Work task » Report how many lines in the records below contain the word "screenshot". Give only the number.

Entries shown »
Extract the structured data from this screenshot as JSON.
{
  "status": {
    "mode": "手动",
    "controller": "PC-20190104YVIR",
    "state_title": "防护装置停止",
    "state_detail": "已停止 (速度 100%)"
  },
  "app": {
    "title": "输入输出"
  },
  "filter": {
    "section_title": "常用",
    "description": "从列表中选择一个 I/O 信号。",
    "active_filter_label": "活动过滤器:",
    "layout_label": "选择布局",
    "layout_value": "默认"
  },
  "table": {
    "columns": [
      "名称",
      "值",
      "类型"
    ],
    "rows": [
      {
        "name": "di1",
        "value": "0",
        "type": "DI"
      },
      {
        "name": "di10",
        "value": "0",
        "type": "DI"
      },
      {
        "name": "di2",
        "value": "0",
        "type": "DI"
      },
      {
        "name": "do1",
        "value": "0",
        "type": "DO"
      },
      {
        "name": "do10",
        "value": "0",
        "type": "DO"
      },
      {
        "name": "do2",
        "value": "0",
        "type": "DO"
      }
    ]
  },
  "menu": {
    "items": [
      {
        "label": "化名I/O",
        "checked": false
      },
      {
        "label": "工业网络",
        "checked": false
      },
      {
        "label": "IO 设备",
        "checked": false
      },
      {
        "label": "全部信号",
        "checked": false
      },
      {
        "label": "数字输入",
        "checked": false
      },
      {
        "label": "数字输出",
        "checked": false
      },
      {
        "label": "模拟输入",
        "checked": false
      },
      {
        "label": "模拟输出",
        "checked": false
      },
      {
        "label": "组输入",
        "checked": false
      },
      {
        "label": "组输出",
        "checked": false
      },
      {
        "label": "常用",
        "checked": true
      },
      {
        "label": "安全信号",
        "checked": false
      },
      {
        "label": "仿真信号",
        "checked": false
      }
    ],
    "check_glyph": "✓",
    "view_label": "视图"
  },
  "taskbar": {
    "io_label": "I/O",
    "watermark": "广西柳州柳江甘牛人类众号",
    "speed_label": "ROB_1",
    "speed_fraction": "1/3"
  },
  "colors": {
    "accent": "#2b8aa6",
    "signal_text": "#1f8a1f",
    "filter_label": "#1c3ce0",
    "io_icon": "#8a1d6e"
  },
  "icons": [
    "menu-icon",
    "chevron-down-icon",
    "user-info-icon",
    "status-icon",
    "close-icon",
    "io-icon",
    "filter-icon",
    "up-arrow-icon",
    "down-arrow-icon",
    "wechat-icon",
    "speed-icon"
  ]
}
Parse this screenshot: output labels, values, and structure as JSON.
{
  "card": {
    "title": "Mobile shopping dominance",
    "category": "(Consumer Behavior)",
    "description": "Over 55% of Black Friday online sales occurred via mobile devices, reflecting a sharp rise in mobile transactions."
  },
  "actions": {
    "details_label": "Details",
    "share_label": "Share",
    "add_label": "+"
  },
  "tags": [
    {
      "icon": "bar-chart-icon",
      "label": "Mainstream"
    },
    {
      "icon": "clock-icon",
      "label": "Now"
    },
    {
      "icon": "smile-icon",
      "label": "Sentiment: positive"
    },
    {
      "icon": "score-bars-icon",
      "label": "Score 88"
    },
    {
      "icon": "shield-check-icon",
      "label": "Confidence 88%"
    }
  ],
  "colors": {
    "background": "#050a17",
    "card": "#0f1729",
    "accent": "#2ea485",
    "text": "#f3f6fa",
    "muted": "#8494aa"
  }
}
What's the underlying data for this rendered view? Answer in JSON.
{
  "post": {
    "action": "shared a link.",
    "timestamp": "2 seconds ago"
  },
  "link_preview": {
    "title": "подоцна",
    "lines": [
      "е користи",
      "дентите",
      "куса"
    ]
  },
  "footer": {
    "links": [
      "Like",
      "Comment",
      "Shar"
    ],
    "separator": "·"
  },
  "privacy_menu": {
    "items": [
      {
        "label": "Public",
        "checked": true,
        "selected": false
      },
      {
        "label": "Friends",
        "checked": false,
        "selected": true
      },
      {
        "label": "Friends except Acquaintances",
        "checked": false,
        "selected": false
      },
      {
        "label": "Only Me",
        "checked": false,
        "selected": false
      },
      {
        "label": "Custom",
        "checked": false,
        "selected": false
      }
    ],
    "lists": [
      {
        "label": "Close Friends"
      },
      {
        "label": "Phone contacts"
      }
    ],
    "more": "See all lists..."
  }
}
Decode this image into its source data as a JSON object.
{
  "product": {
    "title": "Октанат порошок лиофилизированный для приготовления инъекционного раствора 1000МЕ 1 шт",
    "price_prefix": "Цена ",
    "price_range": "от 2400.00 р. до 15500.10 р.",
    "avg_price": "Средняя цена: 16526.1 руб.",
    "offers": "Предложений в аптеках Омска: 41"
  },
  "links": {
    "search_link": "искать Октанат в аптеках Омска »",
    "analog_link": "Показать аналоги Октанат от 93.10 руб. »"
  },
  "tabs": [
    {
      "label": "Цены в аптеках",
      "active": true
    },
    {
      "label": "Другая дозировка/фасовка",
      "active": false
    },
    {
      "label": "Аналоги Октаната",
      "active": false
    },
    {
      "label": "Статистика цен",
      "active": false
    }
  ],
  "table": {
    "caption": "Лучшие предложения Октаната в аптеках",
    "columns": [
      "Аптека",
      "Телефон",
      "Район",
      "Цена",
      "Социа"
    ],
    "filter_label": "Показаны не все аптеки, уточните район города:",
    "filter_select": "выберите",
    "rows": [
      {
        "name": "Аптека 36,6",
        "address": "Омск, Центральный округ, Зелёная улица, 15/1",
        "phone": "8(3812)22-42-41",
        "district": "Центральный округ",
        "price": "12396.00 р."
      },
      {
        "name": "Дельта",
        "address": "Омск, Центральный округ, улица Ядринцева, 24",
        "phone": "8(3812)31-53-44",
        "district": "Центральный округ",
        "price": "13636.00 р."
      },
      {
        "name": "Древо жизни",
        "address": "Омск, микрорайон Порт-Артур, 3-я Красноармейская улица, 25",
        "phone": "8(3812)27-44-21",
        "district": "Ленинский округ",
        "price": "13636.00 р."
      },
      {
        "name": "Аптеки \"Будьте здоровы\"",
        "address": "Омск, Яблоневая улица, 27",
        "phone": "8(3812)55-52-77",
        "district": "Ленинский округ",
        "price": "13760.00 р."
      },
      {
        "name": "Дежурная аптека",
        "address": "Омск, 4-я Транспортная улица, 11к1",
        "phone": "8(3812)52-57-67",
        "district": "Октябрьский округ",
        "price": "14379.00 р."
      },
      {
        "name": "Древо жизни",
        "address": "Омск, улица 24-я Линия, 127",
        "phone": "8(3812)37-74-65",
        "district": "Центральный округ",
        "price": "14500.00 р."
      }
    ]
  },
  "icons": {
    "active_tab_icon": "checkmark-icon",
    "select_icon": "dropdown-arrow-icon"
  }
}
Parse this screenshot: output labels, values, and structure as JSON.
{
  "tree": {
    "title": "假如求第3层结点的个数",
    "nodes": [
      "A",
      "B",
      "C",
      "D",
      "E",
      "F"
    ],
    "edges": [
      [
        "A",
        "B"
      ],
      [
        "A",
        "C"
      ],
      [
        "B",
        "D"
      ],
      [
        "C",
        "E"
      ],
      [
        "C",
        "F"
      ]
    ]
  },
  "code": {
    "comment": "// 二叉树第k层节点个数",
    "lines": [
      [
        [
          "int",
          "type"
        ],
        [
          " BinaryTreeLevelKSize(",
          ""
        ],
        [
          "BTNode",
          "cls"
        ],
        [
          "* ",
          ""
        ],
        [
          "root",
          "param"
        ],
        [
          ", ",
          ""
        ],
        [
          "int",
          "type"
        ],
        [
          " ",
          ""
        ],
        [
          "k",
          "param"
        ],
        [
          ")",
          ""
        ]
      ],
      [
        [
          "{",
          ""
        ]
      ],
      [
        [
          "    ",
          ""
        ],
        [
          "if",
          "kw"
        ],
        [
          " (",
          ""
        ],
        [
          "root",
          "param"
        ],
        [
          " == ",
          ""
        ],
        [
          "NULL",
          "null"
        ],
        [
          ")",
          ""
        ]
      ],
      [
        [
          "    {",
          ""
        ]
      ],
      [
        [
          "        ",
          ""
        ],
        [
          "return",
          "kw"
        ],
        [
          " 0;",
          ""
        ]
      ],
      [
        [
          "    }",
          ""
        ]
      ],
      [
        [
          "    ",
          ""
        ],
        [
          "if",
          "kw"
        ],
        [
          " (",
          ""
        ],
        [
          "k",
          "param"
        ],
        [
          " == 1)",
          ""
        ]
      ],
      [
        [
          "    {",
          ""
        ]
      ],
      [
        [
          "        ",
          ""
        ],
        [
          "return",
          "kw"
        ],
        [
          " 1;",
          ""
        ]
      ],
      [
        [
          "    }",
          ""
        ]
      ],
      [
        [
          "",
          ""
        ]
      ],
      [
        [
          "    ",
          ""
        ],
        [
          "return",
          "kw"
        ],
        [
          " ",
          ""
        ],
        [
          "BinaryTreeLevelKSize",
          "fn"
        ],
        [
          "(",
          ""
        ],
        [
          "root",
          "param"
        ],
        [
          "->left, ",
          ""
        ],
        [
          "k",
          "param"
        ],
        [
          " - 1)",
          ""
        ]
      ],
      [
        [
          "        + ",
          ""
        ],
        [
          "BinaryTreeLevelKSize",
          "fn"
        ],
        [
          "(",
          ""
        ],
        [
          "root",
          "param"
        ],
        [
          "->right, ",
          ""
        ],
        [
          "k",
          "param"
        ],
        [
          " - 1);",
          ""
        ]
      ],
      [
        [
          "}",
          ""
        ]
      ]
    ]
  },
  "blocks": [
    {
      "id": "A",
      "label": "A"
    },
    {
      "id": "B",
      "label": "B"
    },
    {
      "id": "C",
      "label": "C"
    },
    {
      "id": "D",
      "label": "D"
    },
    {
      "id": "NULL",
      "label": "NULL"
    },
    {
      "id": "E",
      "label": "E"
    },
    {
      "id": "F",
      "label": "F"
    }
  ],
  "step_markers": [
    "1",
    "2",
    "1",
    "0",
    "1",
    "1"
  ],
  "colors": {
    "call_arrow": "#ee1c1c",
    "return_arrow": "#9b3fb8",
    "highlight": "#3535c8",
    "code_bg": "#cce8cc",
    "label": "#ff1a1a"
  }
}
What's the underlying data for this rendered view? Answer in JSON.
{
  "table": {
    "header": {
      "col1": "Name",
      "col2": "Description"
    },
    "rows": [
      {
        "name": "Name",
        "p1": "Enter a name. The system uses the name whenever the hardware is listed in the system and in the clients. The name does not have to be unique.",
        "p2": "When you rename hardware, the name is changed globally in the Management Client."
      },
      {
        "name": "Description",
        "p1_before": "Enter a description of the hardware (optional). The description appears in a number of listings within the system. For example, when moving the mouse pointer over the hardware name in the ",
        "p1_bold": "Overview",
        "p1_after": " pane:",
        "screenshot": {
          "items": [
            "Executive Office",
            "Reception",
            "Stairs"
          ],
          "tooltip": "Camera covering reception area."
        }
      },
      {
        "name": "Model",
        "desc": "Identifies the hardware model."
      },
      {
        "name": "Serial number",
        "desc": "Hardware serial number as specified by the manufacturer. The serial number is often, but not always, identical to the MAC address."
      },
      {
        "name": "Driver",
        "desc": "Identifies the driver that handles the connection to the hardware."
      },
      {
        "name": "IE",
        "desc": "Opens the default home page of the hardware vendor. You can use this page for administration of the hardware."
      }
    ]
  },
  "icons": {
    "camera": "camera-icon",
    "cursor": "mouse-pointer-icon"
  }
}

Result for this exercise » 4